“Thanks to the project, we will be able to accelerate and improve agricultural productivity. It will give us the opportunity to create 300 small and medium-sized businesses and support 1,000 young entrepreneurs. It is clear that, if we give the private sector the space it needs, we will build a high-performance agricultural sector,” Achi said. He then expressed his thanks to the African Development Bank Group, which “has agreed to support us in establishing nine agricultural hubs across the country. Developing agriculture in Côte d’Ivoire is about increasing our people’s well-being on a daily basis.”
The project to build a northern agro-industrial hub demonstrates the dynamic nature of the cooperation between the African Development Bank and Côte d’Ivoire, as Attiogbevi-Somado Eklou pointed out: “First and foremost, it is evidence of the African Development Bank Group’s commitment to supporting Côte d’Ivoire’s efforts in transforming its agriculture. We will spare no efforts in supporting you in this project to transform the country’s economy,” he confirmed on behalf of the Bank Group’s president, Akinwumi Adesina.

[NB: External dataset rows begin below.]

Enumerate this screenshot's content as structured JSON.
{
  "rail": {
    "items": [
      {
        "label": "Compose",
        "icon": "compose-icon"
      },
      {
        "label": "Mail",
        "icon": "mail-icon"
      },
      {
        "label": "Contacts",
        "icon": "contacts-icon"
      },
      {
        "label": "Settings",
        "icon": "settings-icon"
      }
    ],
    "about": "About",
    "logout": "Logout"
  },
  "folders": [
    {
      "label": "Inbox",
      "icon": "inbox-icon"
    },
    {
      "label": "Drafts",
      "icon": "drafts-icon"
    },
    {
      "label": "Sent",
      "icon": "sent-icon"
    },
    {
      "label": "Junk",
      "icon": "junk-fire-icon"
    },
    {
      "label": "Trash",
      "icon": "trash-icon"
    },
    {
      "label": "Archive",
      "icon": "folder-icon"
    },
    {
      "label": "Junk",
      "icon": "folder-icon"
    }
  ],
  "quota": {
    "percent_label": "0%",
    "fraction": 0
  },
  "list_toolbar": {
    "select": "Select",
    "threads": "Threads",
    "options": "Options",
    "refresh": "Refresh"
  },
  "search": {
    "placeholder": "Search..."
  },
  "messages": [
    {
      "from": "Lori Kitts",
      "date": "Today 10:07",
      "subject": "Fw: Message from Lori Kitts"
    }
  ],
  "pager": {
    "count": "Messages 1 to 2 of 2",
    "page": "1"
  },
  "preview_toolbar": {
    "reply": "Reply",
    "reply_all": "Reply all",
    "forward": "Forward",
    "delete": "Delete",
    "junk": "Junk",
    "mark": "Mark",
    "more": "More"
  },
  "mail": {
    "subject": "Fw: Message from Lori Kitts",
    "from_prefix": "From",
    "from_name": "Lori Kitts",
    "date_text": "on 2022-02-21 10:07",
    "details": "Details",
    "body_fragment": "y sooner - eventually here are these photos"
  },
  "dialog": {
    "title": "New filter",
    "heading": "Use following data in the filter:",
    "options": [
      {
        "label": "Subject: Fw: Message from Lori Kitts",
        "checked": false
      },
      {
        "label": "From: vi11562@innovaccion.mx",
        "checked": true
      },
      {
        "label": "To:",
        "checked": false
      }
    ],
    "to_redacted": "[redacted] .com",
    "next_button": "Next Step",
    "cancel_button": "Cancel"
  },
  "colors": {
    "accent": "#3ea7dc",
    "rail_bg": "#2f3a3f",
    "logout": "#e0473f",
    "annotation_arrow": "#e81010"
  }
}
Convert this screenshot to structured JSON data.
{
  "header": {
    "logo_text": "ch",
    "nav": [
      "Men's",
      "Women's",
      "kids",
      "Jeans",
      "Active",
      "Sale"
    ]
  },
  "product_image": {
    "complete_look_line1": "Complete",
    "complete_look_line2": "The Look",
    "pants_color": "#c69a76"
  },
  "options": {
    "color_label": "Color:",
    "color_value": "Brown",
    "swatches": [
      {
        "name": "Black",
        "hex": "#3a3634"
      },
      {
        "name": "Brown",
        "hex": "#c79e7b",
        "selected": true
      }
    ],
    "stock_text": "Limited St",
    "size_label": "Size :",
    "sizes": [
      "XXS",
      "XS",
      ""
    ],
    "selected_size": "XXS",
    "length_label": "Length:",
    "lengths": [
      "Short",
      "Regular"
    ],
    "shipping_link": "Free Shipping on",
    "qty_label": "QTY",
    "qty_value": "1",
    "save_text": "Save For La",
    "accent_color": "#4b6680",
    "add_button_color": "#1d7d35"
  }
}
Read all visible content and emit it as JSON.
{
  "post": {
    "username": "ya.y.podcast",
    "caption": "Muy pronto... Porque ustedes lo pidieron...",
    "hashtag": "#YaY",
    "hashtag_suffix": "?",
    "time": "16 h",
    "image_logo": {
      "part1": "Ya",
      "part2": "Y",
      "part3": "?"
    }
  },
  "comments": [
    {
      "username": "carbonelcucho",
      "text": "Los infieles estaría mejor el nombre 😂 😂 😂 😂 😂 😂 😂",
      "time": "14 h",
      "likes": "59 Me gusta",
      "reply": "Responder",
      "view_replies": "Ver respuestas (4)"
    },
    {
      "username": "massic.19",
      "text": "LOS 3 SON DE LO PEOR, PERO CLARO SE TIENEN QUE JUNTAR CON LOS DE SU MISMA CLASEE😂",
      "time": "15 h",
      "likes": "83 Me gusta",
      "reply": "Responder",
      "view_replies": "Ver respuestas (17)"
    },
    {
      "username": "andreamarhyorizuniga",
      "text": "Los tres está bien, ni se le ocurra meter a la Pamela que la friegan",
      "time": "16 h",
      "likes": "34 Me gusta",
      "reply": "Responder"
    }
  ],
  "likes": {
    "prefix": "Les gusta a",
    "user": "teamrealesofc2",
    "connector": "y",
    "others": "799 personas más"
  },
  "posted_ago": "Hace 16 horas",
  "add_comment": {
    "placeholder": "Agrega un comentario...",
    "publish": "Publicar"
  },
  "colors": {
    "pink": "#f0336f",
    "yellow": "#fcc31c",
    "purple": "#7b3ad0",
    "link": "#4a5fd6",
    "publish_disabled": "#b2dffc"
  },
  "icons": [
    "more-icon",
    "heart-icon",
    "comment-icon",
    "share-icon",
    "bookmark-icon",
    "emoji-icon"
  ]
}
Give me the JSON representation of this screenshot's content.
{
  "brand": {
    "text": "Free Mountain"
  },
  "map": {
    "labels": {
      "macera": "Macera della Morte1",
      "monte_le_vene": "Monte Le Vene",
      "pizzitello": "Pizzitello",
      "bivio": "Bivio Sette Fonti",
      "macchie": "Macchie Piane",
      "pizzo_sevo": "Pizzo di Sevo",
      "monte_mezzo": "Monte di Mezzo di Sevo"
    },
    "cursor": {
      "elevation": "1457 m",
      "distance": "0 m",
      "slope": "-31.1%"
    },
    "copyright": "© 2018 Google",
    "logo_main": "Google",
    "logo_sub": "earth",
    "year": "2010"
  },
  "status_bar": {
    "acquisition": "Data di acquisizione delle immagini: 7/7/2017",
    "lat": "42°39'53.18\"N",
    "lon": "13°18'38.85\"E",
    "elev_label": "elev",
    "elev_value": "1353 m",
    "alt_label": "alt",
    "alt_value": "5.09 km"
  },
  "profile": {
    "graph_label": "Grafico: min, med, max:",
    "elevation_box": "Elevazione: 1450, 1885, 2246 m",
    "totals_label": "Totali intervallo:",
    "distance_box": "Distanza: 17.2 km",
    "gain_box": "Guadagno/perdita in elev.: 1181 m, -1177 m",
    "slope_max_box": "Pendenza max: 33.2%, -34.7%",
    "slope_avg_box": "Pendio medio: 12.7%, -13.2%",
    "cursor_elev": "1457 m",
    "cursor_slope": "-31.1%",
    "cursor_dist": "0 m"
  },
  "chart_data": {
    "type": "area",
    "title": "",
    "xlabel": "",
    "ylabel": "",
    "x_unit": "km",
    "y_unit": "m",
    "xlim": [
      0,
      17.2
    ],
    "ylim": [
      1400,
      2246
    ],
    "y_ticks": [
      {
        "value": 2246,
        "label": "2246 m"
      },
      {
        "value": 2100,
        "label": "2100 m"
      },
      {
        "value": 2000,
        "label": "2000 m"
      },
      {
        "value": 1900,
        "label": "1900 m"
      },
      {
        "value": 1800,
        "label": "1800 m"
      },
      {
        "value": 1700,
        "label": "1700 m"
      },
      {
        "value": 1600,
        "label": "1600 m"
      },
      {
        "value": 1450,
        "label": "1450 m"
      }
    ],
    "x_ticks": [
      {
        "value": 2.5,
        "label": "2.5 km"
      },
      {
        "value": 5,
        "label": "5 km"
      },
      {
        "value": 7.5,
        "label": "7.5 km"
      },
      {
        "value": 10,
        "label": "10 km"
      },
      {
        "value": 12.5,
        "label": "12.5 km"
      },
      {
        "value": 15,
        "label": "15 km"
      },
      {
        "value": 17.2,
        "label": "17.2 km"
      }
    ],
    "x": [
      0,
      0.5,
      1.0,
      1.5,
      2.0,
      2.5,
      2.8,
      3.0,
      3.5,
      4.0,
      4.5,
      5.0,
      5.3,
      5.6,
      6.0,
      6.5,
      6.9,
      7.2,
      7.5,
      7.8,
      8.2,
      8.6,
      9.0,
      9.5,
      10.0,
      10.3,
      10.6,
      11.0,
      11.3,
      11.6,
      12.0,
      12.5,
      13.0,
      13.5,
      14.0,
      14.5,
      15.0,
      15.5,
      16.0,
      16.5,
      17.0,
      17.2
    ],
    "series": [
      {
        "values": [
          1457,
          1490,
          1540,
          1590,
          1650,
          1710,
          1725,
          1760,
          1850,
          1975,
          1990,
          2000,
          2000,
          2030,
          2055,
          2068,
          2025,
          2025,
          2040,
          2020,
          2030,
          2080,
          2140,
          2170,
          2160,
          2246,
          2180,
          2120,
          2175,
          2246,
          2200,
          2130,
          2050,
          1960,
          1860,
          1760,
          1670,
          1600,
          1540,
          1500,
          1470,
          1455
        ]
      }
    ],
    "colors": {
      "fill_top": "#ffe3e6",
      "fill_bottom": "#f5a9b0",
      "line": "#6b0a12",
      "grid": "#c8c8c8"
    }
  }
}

Marie-Laure Akin-Olugbade, the Bank’s Director General for West Africa, said: “Côte d’Ivoire is a pioneering country in the development of agricultural hub projects, which are now being rolled out in 20 African countries. The northern agro-industrial hub is the second project of its kind, following one in the Bélier region in Yamoussoukro, the capital. In total, there are nine agricultural hubs across the country, whose implementation was entrusted to the Bank in accordance with the national priorities set out in Côte d’Ivoire’s National Agricultural Investment Plan (2018-2025). Obviously, the set-up has taken account of the implementation of its predecessor in Bélier and other similar projects funded by the Bank, including in Nigeria, Togo, and Senegal.
To fund the project, the African Development Bank Group has decided to allocate €87.6 million using three funding mechanisms, including a loan of €42 million from the African Development Bank, €12 million from the African Development Fund – the Bank Group’s concessional financing window – and €33.6 million granted by the Africa Growing Together Fund, which is co-financed by China. Other donors are also contributing to the project: the Economic Community of West African States Bank for Investment and Development in the amount of €72.2 million, the Organization of the Petroleum Exporting Countries (OPEC) fund for international development for €51.8 million and the South Korean Fund for Globalisation (Saemaul) for €6 million.
The project will allow Côte d’Ivoire, the world’s leading producer of cocoa and second-largest exporter of cashew nuts, to increase its production of rice, maize, mango, cashews, animal, and fish products. It will strengthen the country’s food and nutritional security, reduce its dependence on food imports and increase its exports of agricultural products.
Among other things, the project includes the creation of a fully serviced central hub – including roads and various utilities, electricity derived from green sources, solar lighting, sanitation, a one-stop shop and waste recycling – that will host major industrial units and associated services (logistics, etc.). Five aggregation and service centres will be built to operate as service, secondary packaging, and primary processing centres for agricultural products.
The project will benefit around half a million people – including 51% women and 60% young people – who will see their revenues increase. But in total, 1.2 million people will benefit indirectly from the project, which will help increase and diversify agricultural products, and create 25,000 direct and 45,000 indirect jobs in the intervention area.